A brief list of links to stories about dyslexia in the news.
Missouri offers financial help to children with dyslexia (Cassville Democrat)
Missouri amended Bryce’s Law this year to better assist children who have dyslexia.
“Bryce’s Law was initially written by State Rep. Dwight Scharnhorst, R-St. Louis, in an effort to provide scholarships for families of autistic children that would help offset the financial impact and barrier to services that Missouri families were seeking,” said Jennifer Edwards, the co-founder of Decoding Dyslexia Missouri, which is a group made up of families who have children with dyslexia. “Last year, Scharnhorst and State Rep. Eric Burlison, R-Springfield, added dyslexia to the provision of Bryce’s Law for the same reason.
Dyslexic brain may solve some math problems in a roundabout way (Science News)
The brains of children with dyslexia rely on unusual strategies to solve certain kinds of math problems, researchers report in the Nov. 1 NeuroImage. The findings could explain why dyslexia, a disorder of reading, can bring math troubles too.

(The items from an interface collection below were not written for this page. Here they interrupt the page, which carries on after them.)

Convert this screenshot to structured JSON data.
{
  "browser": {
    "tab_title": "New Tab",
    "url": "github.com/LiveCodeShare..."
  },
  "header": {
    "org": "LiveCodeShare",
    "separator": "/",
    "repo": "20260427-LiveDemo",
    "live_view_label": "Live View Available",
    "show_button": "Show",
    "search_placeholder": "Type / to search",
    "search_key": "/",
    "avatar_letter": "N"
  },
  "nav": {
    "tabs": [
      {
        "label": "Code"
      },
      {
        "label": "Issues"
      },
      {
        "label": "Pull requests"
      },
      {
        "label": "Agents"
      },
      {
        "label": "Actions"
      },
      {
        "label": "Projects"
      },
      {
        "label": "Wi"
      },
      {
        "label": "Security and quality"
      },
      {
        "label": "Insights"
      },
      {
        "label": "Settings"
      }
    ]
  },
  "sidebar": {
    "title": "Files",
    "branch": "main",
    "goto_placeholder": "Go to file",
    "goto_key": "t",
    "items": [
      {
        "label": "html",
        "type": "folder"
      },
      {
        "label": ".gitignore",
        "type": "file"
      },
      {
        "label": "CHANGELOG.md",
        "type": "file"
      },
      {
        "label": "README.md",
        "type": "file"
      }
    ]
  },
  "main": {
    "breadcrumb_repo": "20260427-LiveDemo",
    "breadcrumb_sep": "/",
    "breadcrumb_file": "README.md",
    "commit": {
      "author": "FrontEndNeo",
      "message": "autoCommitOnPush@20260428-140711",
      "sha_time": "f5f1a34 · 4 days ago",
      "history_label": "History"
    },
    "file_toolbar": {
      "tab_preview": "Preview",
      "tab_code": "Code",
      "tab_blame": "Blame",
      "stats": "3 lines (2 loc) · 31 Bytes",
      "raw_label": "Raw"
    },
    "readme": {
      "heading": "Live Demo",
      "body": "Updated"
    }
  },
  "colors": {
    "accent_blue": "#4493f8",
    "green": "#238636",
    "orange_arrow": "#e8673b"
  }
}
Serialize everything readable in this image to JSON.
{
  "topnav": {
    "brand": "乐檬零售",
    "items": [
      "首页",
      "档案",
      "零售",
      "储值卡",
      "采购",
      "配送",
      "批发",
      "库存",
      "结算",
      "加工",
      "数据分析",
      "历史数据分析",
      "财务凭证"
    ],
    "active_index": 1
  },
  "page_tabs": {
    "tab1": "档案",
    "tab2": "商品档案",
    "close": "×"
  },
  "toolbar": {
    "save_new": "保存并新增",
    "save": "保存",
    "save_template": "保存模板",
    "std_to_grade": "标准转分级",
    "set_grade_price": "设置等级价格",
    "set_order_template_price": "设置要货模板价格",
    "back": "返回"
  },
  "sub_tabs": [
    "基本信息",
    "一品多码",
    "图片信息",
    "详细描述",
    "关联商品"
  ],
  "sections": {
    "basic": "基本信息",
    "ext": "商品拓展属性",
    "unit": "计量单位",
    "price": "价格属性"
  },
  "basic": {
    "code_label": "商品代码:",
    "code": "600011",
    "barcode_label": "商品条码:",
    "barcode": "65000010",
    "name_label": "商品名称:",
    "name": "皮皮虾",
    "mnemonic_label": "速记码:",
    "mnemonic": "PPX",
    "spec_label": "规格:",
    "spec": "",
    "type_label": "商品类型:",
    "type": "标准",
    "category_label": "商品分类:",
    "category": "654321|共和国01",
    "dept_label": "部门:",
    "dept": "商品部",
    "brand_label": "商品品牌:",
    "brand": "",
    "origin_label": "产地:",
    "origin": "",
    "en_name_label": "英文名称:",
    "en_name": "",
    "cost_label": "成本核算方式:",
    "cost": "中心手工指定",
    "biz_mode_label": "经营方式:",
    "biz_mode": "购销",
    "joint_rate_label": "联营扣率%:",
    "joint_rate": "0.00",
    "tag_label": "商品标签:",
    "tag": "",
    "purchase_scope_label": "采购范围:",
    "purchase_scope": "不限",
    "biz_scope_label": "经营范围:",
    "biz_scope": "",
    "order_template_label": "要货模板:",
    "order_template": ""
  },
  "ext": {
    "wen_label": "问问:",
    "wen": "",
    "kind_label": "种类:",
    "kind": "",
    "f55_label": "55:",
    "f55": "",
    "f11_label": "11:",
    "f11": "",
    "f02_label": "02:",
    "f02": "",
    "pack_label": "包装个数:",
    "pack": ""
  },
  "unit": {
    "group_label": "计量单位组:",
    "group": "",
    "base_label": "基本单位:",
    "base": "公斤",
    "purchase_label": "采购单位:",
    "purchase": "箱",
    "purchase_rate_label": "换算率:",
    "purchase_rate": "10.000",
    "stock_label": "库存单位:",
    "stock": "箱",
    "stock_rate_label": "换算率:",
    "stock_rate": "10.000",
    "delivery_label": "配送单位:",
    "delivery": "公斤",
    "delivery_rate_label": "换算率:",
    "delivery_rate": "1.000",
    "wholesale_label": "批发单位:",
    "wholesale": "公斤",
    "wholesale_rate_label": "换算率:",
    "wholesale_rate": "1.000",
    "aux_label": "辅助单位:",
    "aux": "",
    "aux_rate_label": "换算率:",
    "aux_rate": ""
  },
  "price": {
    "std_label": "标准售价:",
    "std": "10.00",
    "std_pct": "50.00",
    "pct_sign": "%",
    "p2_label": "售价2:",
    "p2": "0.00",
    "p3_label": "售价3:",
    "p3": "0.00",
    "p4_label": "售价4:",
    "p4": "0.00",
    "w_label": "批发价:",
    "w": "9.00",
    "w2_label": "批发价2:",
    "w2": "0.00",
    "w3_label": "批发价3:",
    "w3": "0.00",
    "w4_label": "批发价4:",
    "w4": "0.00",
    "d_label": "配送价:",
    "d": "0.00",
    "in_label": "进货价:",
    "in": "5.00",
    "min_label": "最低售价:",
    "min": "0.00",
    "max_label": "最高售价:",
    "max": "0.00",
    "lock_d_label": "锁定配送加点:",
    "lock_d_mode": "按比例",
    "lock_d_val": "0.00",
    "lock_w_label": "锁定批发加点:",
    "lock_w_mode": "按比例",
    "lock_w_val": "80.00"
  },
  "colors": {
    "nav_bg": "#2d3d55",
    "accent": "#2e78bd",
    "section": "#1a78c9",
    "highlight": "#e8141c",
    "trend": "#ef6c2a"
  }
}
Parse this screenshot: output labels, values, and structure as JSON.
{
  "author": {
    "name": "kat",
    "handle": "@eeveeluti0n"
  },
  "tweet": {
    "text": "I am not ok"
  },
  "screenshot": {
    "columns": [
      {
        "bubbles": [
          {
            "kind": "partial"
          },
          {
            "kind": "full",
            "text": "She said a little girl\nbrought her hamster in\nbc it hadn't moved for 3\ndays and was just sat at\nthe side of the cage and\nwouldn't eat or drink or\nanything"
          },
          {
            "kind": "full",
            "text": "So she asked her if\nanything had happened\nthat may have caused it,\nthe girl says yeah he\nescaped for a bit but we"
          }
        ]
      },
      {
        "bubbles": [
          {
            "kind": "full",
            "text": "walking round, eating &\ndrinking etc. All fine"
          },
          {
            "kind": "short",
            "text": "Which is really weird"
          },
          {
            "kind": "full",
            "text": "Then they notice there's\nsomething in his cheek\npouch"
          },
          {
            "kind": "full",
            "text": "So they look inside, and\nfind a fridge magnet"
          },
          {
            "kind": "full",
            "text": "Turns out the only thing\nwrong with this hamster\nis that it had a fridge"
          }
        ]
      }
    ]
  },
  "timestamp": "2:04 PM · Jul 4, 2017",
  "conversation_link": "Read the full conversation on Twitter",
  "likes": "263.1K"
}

By revealing how the dyslexic brain tackles math, the research might eventually lead to better teaching methods, says study coauthor Guinevere Eden of Georgetown University Medical Center in Washington, D.C.
Usually, people use regions on the right side of the brain to solve math problems that require a step-by-step process, such as subtraction and division; regions on the left side of the brain typically handle more rote, fact-retrieval problems such as addition and multiplication.
Read more: (subscription) https://www.sciencenews.org/article/dyslexic-brain-may-solve-some-math-problems-roundabout-way
Dyslexia awareness helps students who need alternative teaching styles (The Voice)
Stupid, childish, slacker, daydreamer – words that hurt and can damage a young person’s self-esteem. These misapplied labels can be signs of someone with dyslexia.
The confusion comes in because this same individual appears bright and articulate in a conversation, but is unable to read, write or spell at grade level. He or she may be high in IQ, yet may not test well academically. Similarly, they test well orally, but not on a written exam.
Speech synthesis, commonly known as text-to-speech (TTS), is the artificial production of human speech. Nowadays you can find a number of apps and programs that use a speech synthesizer to provide a text-to-speech service. Perhaps the most famous beneficiary of speech synthesis is the physicist and author Stephen Hawking, who communicates through a speech-generating device.
A number of apps can turn text into speech, but a few have been specifically designed to assist children and adults with learning disabilities such as dyslexia or alexia.